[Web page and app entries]
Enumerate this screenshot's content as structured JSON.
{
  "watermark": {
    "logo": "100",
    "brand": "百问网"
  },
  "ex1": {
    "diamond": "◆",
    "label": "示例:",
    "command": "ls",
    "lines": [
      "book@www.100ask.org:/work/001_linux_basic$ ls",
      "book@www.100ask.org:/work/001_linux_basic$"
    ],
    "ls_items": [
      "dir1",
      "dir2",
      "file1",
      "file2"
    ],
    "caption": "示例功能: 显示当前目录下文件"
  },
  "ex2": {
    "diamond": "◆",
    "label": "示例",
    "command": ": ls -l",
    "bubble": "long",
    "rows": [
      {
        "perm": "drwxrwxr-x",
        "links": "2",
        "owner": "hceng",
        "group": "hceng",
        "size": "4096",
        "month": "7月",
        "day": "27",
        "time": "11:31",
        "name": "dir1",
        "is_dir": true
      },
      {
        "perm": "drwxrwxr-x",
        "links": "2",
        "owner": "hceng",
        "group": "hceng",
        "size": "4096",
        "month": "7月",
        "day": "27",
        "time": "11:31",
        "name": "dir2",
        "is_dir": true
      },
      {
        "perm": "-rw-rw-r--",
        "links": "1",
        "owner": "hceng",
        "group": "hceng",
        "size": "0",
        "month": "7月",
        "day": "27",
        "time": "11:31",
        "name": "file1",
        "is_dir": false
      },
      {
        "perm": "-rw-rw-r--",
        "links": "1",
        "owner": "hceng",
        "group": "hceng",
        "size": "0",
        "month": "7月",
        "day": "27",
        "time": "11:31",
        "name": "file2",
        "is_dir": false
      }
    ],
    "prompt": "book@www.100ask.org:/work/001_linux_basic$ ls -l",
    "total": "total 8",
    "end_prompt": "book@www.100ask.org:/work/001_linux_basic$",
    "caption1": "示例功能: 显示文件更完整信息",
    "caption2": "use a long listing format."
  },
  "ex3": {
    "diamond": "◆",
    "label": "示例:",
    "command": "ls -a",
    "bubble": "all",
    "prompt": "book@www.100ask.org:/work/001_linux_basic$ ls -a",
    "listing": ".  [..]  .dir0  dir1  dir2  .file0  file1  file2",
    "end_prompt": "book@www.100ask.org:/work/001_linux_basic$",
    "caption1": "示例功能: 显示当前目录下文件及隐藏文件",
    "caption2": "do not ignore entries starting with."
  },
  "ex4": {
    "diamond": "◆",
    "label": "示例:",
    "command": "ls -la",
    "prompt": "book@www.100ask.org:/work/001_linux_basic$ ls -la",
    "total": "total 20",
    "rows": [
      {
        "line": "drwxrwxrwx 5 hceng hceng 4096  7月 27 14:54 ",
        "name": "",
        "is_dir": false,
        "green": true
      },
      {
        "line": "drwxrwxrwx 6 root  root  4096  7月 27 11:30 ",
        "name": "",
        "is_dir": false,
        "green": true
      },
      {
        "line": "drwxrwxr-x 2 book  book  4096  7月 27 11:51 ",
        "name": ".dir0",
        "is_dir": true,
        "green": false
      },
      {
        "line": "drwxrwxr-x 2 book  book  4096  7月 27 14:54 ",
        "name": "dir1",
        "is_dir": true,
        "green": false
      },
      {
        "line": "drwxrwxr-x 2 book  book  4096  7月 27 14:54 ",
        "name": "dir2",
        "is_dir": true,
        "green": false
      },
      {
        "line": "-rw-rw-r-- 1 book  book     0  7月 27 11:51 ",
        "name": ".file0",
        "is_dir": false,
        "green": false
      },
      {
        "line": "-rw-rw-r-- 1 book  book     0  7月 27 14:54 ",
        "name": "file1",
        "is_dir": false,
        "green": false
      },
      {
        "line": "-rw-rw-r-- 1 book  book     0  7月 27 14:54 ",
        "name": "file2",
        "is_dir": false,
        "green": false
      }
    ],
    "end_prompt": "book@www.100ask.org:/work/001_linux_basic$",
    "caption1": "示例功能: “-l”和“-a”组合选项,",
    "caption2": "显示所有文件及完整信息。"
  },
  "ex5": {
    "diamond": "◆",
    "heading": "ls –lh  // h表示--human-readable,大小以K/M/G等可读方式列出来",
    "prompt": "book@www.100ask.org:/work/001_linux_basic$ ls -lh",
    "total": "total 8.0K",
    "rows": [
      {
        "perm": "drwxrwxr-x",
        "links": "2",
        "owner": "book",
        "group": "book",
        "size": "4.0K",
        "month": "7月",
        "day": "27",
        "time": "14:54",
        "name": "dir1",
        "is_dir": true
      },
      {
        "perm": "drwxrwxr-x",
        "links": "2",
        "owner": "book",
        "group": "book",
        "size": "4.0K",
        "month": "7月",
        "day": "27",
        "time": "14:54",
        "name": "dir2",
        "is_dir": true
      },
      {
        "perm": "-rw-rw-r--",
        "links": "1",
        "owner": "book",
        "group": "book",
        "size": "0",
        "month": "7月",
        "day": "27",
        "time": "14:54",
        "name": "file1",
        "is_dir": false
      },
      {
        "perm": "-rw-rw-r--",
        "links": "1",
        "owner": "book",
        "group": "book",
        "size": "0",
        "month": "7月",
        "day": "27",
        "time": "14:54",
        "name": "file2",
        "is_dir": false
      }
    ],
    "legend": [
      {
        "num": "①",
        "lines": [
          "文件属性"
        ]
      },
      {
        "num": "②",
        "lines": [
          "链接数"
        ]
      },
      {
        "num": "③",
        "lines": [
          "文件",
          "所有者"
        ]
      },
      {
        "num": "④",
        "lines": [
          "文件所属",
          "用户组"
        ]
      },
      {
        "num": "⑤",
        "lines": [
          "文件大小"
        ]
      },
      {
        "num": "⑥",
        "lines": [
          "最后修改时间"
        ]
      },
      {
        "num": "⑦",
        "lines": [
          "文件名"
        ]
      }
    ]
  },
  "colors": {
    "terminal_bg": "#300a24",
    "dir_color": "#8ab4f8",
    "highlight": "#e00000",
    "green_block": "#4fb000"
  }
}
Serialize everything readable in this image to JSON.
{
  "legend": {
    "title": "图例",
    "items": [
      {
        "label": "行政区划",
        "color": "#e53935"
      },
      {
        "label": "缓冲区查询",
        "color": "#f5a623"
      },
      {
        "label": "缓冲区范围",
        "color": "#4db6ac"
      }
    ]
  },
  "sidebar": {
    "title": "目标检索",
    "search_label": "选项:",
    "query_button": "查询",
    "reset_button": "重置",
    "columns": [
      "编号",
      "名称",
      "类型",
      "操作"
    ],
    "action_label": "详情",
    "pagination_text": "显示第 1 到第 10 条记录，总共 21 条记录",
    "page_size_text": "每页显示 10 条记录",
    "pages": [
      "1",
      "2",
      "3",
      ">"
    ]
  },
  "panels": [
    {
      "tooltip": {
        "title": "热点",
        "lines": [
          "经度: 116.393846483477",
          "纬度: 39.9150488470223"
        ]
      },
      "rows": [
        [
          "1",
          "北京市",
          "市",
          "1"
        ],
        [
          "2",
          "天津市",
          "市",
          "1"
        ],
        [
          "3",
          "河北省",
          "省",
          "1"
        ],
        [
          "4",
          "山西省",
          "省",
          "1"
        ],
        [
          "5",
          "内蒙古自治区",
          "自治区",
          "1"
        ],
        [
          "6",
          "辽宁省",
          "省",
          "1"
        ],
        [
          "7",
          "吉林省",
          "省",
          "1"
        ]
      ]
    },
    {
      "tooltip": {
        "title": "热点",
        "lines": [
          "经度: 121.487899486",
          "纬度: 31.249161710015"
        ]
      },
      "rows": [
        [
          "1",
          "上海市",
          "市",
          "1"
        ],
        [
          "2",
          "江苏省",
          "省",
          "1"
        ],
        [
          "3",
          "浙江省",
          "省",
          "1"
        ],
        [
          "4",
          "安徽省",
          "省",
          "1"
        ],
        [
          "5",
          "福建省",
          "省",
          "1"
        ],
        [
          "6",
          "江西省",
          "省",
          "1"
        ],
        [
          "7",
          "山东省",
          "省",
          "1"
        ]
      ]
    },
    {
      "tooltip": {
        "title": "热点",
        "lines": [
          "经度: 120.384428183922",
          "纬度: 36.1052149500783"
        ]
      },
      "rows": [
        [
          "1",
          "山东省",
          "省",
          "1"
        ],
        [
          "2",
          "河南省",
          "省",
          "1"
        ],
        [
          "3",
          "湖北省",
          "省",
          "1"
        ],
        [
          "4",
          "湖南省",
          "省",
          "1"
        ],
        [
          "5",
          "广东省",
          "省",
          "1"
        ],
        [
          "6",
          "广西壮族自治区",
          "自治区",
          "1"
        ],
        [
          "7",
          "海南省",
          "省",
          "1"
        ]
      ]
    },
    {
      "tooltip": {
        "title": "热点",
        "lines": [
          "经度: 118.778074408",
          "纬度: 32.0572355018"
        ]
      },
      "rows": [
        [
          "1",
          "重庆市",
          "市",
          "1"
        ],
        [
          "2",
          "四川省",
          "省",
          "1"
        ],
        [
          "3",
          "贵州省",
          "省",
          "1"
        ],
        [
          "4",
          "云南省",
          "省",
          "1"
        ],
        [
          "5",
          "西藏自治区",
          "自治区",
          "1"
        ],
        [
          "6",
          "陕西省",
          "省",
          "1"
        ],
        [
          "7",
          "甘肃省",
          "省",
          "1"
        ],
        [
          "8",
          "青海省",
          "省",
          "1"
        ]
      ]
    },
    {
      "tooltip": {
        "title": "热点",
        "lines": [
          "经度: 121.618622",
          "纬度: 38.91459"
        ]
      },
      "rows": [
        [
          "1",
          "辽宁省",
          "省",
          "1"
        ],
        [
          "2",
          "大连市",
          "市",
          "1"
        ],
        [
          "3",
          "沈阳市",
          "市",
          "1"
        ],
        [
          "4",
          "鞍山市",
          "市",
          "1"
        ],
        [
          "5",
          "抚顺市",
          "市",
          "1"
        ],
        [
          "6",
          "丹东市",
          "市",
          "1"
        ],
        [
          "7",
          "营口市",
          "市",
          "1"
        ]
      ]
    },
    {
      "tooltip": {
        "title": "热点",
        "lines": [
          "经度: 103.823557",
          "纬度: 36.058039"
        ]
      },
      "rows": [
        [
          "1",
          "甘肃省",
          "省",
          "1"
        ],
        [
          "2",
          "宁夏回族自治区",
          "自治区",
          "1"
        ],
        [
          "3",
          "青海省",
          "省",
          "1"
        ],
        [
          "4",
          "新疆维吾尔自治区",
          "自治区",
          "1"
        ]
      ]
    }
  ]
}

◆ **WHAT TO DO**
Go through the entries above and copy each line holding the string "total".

◆ **RESPONSE**
    "total": "total 8",
    "total": "total 20",
    "total": "total 8.0K",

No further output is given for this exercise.